This 30-day Bible Reading Plan has been prepared for those participating in the FOBAI Annual Meeting: "Next Generation Scripture Engagement - the South Asian Experience".

The plan focuses on what the Bible says about God’s Word and is full of relevant Scripture passages and quotes for SE practitioners around the world.

Day 1: What do we mean when we say the Bible is the Word of God?
Days 2-3: How do we come to the Word of God?
Day 4: What is the Word of God like?
Days 5-7: Qualities of God's Word
Day 8: The Persons of the Trinity are distinguished from
one another in Scripture according to their role in the divine speech
Day 9: In the Bible, Scriptures are spoken of as if they were God and God is spoken of as if he were the Scriptures.
Day 10: The God who speaks.
Day 11: God's Word is about Jesus
Day 12: Where God's Word is, there is God's Spirit
Day 13: Hearing God's Word
Day 14: Speaking God's Word
Day 15: Singing God's Word
Day 16: Memorizing God's Word
Day 17: God's Word is clear...  [more...]

Report into Scripture reading habits of parents and children
Published by: Bible Society, UK

The Bible Society in the UK has launched Pass It On, a campaign to encourage parents to read, watch or listen to a Bible story with their child.

An accompanying Research Report is available for download.
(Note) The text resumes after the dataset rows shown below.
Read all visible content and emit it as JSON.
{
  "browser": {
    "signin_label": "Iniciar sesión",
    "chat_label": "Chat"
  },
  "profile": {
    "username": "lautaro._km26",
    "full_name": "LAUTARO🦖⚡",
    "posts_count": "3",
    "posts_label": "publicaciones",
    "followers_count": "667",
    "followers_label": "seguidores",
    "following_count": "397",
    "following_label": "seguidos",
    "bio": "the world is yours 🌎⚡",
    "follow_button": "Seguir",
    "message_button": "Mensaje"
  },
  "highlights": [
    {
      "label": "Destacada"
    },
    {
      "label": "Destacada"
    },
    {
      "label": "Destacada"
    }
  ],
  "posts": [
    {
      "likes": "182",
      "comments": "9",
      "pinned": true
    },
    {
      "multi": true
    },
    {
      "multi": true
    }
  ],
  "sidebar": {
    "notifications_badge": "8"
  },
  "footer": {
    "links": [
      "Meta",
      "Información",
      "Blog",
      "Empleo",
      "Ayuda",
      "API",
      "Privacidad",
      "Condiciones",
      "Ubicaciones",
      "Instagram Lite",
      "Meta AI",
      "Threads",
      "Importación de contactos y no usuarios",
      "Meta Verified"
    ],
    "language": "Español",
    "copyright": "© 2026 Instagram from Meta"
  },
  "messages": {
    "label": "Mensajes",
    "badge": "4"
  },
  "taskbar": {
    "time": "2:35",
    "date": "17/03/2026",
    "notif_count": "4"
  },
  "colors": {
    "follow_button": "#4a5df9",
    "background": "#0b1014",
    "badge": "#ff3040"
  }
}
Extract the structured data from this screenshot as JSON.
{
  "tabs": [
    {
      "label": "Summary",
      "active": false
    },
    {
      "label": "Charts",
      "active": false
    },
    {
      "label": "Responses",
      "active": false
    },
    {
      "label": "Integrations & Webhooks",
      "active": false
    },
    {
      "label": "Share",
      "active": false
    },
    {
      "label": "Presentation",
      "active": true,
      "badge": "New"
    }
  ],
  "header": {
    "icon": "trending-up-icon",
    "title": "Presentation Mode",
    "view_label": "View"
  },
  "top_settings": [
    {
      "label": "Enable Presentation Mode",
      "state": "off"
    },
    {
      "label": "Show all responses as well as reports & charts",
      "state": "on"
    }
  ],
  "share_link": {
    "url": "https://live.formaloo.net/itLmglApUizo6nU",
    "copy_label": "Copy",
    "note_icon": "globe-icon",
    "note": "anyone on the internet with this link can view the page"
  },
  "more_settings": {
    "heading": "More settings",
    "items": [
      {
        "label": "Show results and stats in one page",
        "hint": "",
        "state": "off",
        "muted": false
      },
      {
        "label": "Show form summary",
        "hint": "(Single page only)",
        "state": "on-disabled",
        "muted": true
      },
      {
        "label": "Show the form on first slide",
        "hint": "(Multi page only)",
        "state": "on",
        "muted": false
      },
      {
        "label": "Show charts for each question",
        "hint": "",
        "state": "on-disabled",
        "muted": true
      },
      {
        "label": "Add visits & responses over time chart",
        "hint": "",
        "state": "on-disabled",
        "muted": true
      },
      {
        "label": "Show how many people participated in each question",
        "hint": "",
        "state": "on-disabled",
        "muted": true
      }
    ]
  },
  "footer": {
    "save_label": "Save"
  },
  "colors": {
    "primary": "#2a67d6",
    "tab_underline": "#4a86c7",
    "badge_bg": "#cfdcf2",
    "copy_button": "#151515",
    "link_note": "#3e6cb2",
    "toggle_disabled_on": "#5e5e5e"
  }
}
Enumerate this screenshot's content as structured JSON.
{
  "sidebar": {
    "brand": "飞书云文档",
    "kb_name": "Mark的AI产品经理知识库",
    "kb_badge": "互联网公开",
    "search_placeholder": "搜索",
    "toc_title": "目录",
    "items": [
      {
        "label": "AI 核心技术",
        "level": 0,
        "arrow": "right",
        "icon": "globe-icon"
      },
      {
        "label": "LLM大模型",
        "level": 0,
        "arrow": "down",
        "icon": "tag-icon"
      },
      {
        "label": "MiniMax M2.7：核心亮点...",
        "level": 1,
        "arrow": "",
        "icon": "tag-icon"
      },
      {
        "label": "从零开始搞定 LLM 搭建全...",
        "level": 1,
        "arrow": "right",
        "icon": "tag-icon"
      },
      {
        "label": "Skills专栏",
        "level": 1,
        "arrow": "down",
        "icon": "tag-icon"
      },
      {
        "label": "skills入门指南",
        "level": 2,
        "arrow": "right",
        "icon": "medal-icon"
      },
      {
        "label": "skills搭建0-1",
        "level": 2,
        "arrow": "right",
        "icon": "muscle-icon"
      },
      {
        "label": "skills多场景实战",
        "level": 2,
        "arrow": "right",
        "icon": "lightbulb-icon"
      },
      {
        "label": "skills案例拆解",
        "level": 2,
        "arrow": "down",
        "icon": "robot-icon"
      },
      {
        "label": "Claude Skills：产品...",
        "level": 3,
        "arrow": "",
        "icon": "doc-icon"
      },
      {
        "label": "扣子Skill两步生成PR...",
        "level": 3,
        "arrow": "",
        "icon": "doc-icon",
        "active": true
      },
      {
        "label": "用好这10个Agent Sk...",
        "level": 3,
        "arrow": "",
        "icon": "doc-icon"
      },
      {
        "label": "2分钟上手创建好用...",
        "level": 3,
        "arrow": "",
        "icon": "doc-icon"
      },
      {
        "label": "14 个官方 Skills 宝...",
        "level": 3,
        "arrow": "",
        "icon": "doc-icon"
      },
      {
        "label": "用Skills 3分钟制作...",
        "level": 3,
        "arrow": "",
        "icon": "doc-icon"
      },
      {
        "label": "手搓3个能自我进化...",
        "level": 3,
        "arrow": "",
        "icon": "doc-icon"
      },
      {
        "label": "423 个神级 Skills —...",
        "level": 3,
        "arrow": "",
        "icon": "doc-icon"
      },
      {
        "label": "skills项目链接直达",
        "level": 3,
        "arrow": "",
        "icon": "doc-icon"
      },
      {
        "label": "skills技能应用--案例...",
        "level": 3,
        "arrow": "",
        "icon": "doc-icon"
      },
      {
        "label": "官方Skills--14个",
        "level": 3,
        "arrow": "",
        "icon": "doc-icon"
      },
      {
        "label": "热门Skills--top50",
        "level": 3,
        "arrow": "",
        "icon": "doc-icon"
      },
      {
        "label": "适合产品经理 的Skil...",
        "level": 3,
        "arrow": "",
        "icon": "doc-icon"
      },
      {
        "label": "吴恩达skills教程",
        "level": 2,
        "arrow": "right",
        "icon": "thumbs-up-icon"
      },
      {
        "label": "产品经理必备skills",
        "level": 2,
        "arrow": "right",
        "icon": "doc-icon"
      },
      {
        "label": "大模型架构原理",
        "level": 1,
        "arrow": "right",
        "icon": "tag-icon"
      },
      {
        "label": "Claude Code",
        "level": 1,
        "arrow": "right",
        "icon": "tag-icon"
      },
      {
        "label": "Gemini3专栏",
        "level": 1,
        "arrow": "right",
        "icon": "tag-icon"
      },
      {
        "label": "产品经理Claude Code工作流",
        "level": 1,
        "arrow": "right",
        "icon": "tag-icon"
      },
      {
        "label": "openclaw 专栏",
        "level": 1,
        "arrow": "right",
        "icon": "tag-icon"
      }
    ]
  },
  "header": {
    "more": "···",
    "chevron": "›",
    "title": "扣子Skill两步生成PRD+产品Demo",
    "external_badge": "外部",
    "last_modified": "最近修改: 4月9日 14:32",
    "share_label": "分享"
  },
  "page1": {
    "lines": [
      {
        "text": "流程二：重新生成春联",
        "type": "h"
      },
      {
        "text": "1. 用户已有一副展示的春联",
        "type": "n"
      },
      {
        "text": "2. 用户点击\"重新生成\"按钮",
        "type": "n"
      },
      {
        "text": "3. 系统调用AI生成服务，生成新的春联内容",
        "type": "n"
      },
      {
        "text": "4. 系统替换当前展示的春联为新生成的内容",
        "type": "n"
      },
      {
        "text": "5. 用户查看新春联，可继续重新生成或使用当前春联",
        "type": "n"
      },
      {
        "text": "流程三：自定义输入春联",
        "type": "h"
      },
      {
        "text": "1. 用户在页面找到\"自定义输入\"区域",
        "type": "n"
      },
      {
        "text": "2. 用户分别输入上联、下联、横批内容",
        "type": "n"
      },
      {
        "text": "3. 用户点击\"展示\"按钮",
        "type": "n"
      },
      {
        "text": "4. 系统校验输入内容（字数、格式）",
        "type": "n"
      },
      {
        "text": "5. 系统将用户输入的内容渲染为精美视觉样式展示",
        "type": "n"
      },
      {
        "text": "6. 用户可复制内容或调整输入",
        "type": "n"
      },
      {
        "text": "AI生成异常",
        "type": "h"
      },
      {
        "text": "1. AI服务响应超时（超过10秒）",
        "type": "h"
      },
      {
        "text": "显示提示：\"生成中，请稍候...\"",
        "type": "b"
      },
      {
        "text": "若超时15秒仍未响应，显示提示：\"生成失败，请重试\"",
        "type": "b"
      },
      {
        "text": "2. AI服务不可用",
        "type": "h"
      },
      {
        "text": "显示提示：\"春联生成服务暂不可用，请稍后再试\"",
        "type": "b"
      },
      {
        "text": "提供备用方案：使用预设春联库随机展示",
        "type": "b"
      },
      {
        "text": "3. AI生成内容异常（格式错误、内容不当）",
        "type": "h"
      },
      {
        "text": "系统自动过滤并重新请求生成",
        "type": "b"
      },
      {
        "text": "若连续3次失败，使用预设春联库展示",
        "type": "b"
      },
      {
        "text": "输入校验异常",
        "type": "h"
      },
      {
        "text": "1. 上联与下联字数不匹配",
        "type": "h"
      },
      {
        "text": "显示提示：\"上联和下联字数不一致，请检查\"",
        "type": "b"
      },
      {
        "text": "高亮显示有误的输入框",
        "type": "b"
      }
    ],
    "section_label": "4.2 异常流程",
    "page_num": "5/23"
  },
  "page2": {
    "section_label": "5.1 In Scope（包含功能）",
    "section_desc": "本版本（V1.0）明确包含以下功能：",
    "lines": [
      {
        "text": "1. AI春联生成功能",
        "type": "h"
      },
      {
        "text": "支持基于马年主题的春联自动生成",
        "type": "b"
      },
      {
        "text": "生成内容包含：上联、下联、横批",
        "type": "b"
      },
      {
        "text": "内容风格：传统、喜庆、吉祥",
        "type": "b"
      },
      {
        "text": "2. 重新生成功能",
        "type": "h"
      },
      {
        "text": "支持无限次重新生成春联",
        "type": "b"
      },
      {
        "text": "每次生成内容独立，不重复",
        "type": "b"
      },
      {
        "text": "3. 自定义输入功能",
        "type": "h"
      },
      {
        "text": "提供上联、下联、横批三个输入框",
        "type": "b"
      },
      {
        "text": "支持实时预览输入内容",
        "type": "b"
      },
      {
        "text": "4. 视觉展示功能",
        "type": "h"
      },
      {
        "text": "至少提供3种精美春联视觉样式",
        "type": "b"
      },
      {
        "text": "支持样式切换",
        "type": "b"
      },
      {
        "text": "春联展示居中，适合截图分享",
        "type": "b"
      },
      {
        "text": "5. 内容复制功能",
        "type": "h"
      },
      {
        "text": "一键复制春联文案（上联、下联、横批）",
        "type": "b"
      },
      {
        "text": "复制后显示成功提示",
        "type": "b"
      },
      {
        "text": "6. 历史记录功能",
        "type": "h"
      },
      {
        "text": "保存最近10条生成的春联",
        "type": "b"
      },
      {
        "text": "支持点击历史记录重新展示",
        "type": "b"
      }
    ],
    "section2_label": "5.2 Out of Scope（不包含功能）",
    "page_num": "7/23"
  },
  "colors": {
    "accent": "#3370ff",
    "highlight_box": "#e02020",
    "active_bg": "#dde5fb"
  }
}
Among the findings are:

  • Only 35% of children have had a Bible story read to them by their parents and just 16% by their grandparents.
  • Over half of children (54%) never, or less than once a year, read Bible stories at school or at home, and 45% of parents of children aged 3 to 8 say they never read Bible stories to their child, falling to 36% in London and rising to 52% in Scotland and 60% in Wales.
  • In stark contrast, 86% of parents read, listened to or watched Bible stories themselves as a child aged 3 to 16.
  • For 1 in 5 parents (22%) of younger children, aged 3 to 8, a lack of time is a barrier to them reading to their children more often. For some parents, an increase in the availability of different types of media is making it difficult to read more often to their children. Yet, while digital devices are growing in popularity, 82% of children still like to read stories more traditionally in a book.

The report concludes:

Our research highlights a number of worrying trends, among them evidence that Bible literacy – already in serious decline – will become significantly worse in the future.

While millions of people in Britain and around the world believe in the value Bible stories bring to society, little is being done in our homes or schools to keep them alive for future generations.

The Pass It On campaign seeks to respond to this challenge.  [more...]